In short, the report implores world leaders to rework their drug policies to center on treatment and harm reduction rather than prosecution and prison sentencing.
Later on in the report, it calls on the United Nations General Assembly to look beyond its one-size-fits-all approach to drug policy during its special session coming in 2016.
"The UN must recognize its role is to assist states as they pursue best-practice policies based on scientific evidence, not undermine or counteract them," said Danny Quah, a contributor to the report. "If this alignment occurs, a new and effective international regime can emerge that effectively tackles the global drug problem."
Nobel Prize Winners in Economics:
Kenneth Arrow (1972)
Sir Christopher Pissarides (2010)
Thomas Schelling (2005)
Vernon Smith (2002)
Oliver Williamson (2009)
The National Lawyers Guild, a public interest and human rights bar organization, released a report on June 25 highlighting the failures of marijuana prohibition and suggesting strategies for legalization initiatives.
The report, “High Crimes: Strategies to Further Marijuana Legalization Initiatives,” recommends both alternative policies for the U.S. government to pursue and strategies for drug-reform advocates to employ.

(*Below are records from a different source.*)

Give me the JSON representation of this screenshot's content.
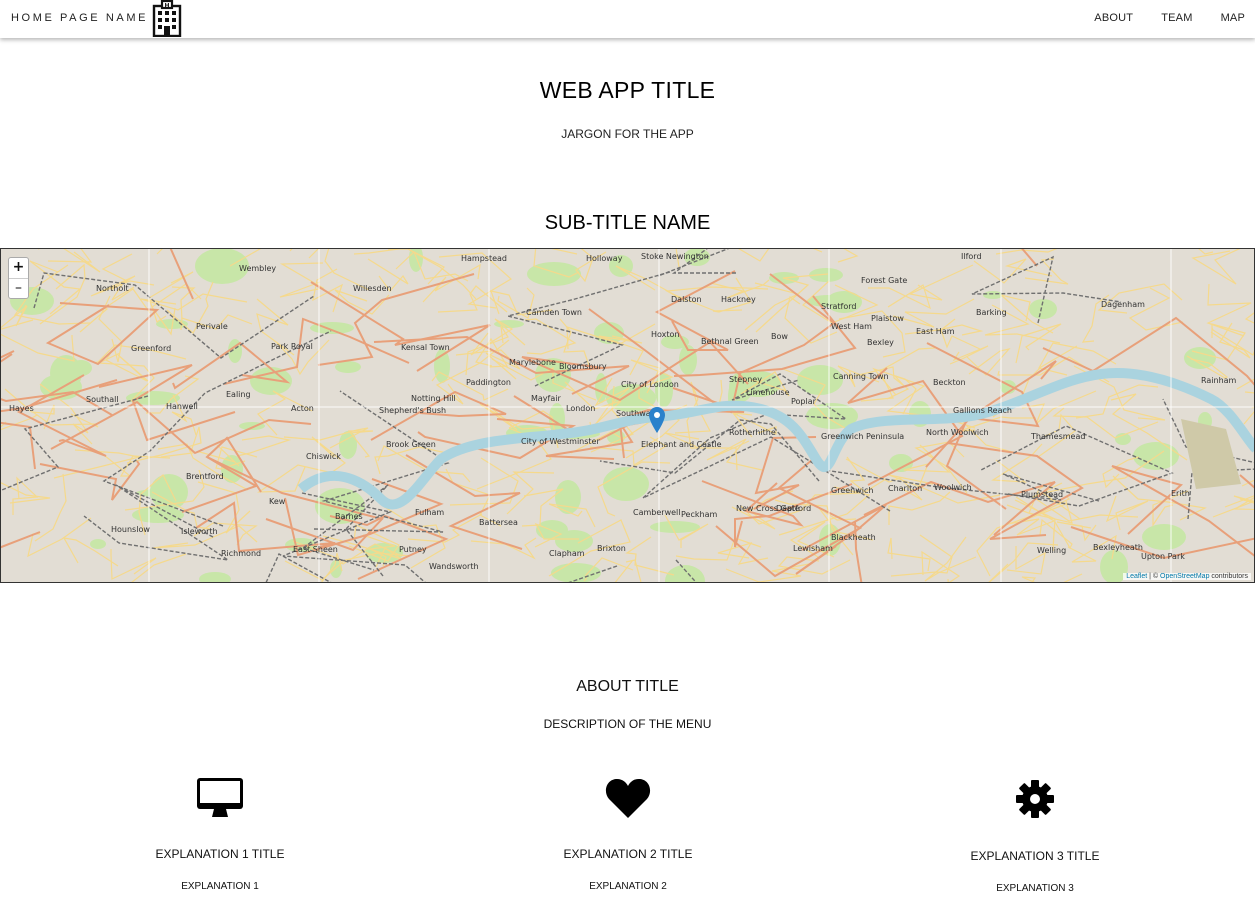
{
  "navbar": {
    "brand": "HOME PAGE NAME",
    "brand_icon": "office-building-icon",
    "links": [
      "ABOUT",
      "TEAM",
      "MAP"
    ]
  },
  "hero": {
    "title": "WEB APP TITLE",
    "jargon": "JARGON FOR THE APP"
  },
  "map_section": {
    "subtitle": "SUB-TITLE NAME",
    "zoom_in": "+",
    "zoom_out": "–",
    "attribution": {
      "leaflet": "Leaflet",
      "separator": " | © ",
      "osm": "OpenStreetMap",
      "suffix": " contributors"
    },
    "labels": [
      "Wembley",
      "Northolt",
      "Hampstead",
      "Holloway",
      "Stoke Newington",
      "Hackney",
      "Ilford",
      "Willesden",
      "Camden Town",
      "Dalston",
      "Stratford",
      "Forest Gate",
      "Barking",
      "Perivale",
      "Greenford",
      "Park Royal",
      "Kensal Town",
      "Marylebone",
      "Bloomsbury",
      "Hoxton",
      "Bethnal Green",
      "Bow",
      "West Ham",
      "East Ham",
      "Dagenham",
      "Southall",
      "Ealing",
      "Acton",
      "Shepherd's Bush",
      "Notting Hill",
      "Paddington",
      "Mayfair",
      "London",
      "City of London",
      "Stepney",
      "Limehouse",
      "Poplar",
      "Canning Town",
      "Beckton",
      "Gallions Reach",
      "Hayes",
      "Hanwell",
      "Chiswick",
      "Brook Green",
      "City of Westminster",
      "Southwark",
      "Elephant and Castle",
      "Rotherhithe",
      "Greenwich Peninsula",
      "North Woolwich",
      "Thamesmead",
      "Brentford",
      "Hounslow",
      "Isleworth",
      "Kew",
      "Barnes",
      "Fulham",
      "Battersea",
      "Brixton",
      "Peckham",
      "Deptford",
      "Greenwich",
      "Charlton",
      "Woolwich",
      "Plumstead",
      "Erith",
      "Richmond",
      "East Sheen",
      "Putney",
      "Wandsworth",
      "Clapham",
      "Camberwell",
      "New Cross Gate",
      "Lewisham",
      "Blackheath",
      "Welling",
      "Bexleyheath",
      "Upton Park",
      "Plaistow",
      "Bexley",
      "Rainham"
    ],
    "marker_icon": "map-pin-icon"
  },
  "about": {
    "title": "ABOUT TITLE",
    "description": "DESCRIPTION OF THE MENU",
    "features": [
      {
        "icon": "desktop-icon",
        "title": "EXPLANATION 1 TITLE",
        "text": "EXPLANATION 1"
      },
      {
        "icon": "heart-icon",
        "title": "EXPLANATION 2 TITLE",
        "text": "EXPLANATION 2"
      },
      {
        "icon": "gear-icon",
        "title": "EXPLANATION 3 TITLE",
        "text": "EXPLANATION 3"
      }
    ]
  },
  "colors": {
    "river": "#aad3df",
    "park": "#c8e6a8",
    "urban": "#e2ddd4",
    "road_major": "#e8a07a",
    "road_minor": "#f7e29a",
    "rail": "#6f6f6f",
    "marker": "#2a81cb"
  }
}
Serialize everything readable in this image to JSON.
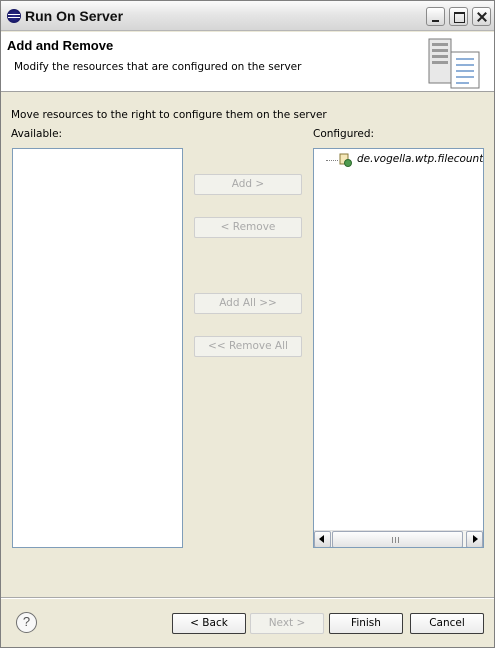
{
  "window": {
    "title": "Run On Server"
  },
  "banner": {
    "title": "Add and Remove",
    "description": "Modify the resources that are configured on the server"
  },
  "instructions": "Move resources to the right to configure them on the server",
  "available": {
    "label": "Available:",
    "items": []
  },
  "configured": {
    "label": "Configured:",
    "items": [
      {
        "label": "de.vogella.wtp.filecounte",
        "icon": "web-project-icon"
      }
    ]
  },
  "transfer_buttons": {
    "add": "Add >",
    "remove": "< Remove",
    "add_all": "Add All >>",
    "remove_all": "<< Remove All"
  },
  "footer": {
    "help": "?",
    "back": "< Back",
    "next": "Next >",
    "finish": "Finish",
    "cancel": "Cancel"
  },
  "colors": {
    "dialog_bg": "#ece9d8",
    "list_border": "#7f9db9",
    "disabled_text": "#a9a9a9"
  }
}
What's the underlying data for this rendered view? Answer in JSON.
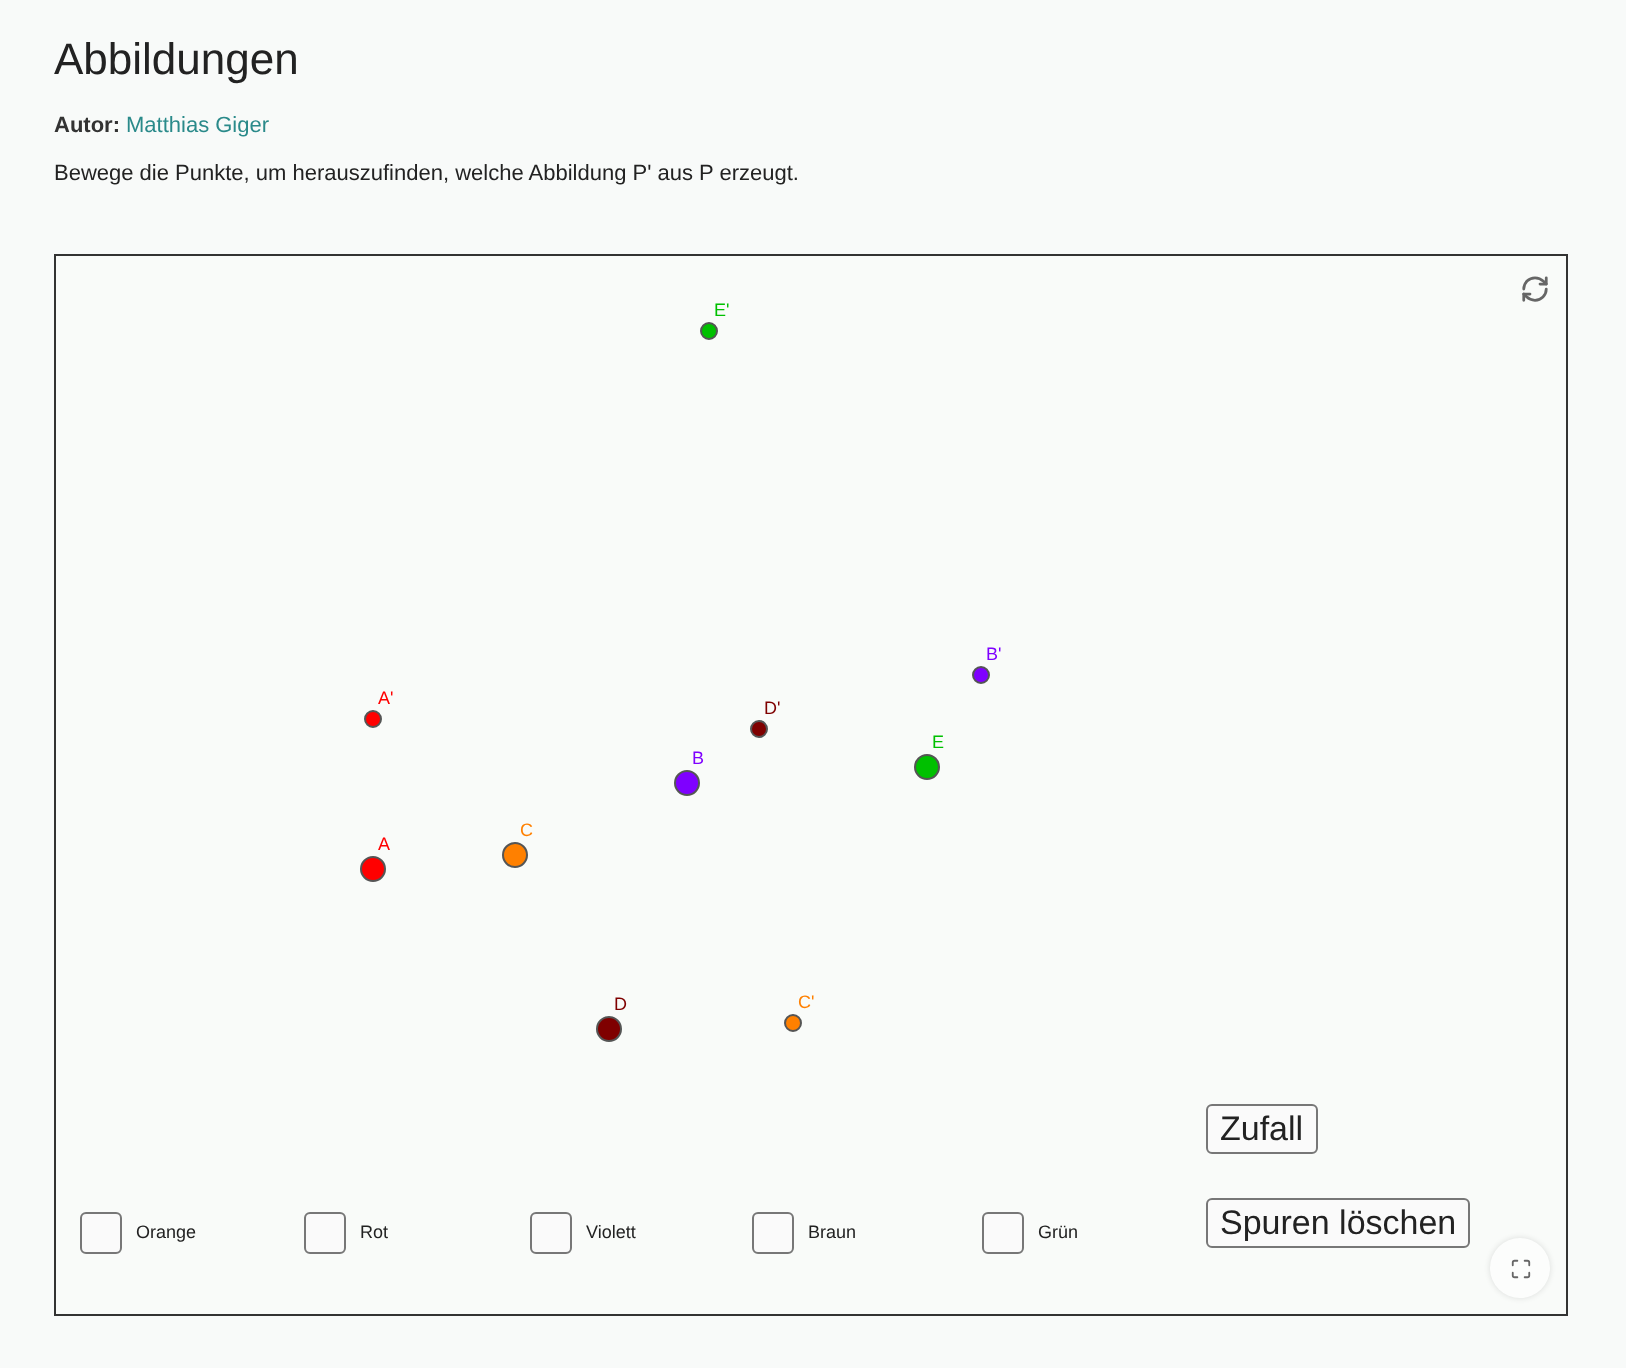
{
  "page": {
    "title": "Abbildungen",
    "author_label": "Autor:",
    "author": "Matthias Giger",
    "description": "Bewege die Punkte, um herauszufinden, welche Abbildung P' aus P erzeugt."
  },
  "applet": {
    "points": [
      {
        "label": "E'",
        "kind": "image",
        "color": "#00c000"
      },
      {
        "label": "B'",
        "kind": "image",
        "color": "#7f00ff"
      },
      {
        "label": "A'",
        "kind": "image",
        "color": "#ff0000"
      },
      {
        "label": "D'",
        "kind": "image",
        "color": "#7f0000"
      },
      {
        "label": "B",
        "kind": "original",
        "color": "#7f00ff"
      },
      {
        "label": "E",
        "kind": "original",
        "color": "#00c000"
      },
      {
        "label": "C",
        "kind": "original",
        "color": "#ff8000"
      },
      {
        "label": "A",
        "kind": "original",
        "color": "#ff0000"
      },
      {
        "label": "D",
        "kind": "original",
        "color": "#7f0000"
      },
      {
        "label": "C'",
        "kind": "image",
        "color": "#ff8000"
      }
    ],
    "checkboxes": [
      {
        "label": "Orange",
        "checked": false
      },
      {
        "label": "Rot",
        "checked": false
      },
      {
        "label": "Violett",
        "checked": false
      },
      {
        "label": "Braun",
        "checked": false
      },
      {
        "label": "Grün",
        "checked": false
      }
    ],
    "buttons": [
      "Zufall",
      "Spuren löschen"
    ]
  }
}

The key recommendations are: reframe drug use as a social and public health issue; revisit international drug treaties; reclassify marijuana from its status as a Schedule I substance; support the right of states to legalize marijuana for adult use without federal interference; end civil asset forfeiture by law enforcement; and connect legalization efforts to the abolition of the for-profit prison industry.
“Marijuana legalization will create new jobs, generate millions of dollars in tax revenue, and allow law enforcement to focus on serious crimes,” said Brian Vicente, an NLG member and one of the primary authors of Colorado’s legalization amendment. “It would be a travesty if the Obama administration used its power to impose marijuana prohibition upon a state whose people have declared, through the democratic process, that they want it to end.”